    In the last two years, we’ve gone from making the argument that women are full human beings who have the right to bodily autonomy/integrity to literally running around, waving our hands, just trying to catch up, whining… “but… but… what about… what about the victims….?!?!”…  that this law or that law isn’t fair because of the lack of consideration for rape victims.  We’ve lost decades of progress.

     

     

     

     

  • purplemistydez

    I sent an email to the senator asking if the state will pay for medical expenses related to the forced pregnancies from incest or rape.  Still haven’t got an answer.

  • julie-watkins

    I watched a DVD where I think the creator obviously was pro-choice, but when the main character gets found out — she just dissolved rather than defend her actions of “helping young girls out who got in trouble”.

    For some reason I thought “Vera Drake” was based on a real case — in the film she goes to court — and I was expecting a “20 years later” followup for the epilog. OK, a lot of the characters were more or less cartoonish … but it urked me that she didn’t fight back and defend herself. Maybe what she did was “illegal” and “not safe”, but the women she helped didn’t have better choices available. If it was based on a historical figure or a composit, that would be one thing. But if it’s mostly fiction, that was the writers choice to portray her (and most other women in the story) as passive. The strongest supportive statements in the film were made by male characters.
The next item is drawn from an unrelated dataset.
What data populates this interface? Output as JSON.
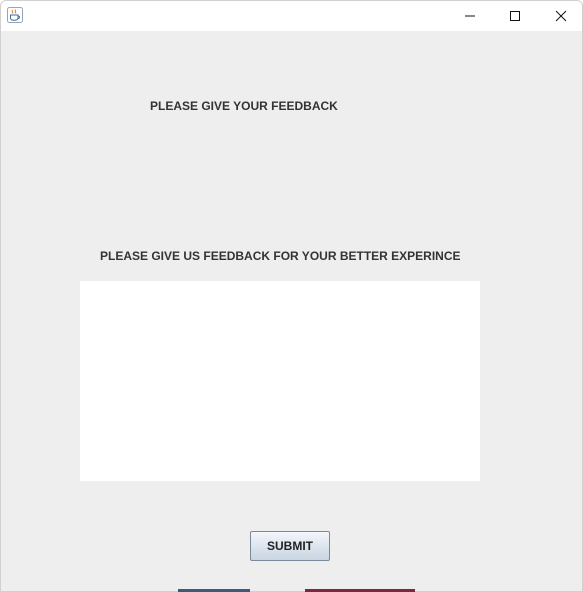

  • coralsea

    Littleblue –

     

    Sadly, I agree with what you have to say about the way proponents of the Patriarchy view women.  I also agree that you are right regarding the danger of saying that rape/incest victims “deserve” abortions, while those who weren’t raped (or don’t say so — I certainly never reported my rape, and I expect that there are women who become pregnant by rape just don’t want to have that discussion, either), don’t deserve them or are in some way morally tainted because they’ve chosen to control their own fertility.  NO ONE should be passing judgment on what a woman does with HER body.  I believe, however, that in some areas, there was funding available (at least at one time) for abortions when rape or incest was involved, although I may be wrong about that (perhaps it’s only in the case of women whose lives are endangered, though).

     

    It is incredibly sad that, in 2012, we are even having this conversation, considering that abortion is legal.   Women and the men who love them need to stand up (once again) and tell these thugs that if they don’t want an abortion, then they don’t have to have one–but leave our rights alone.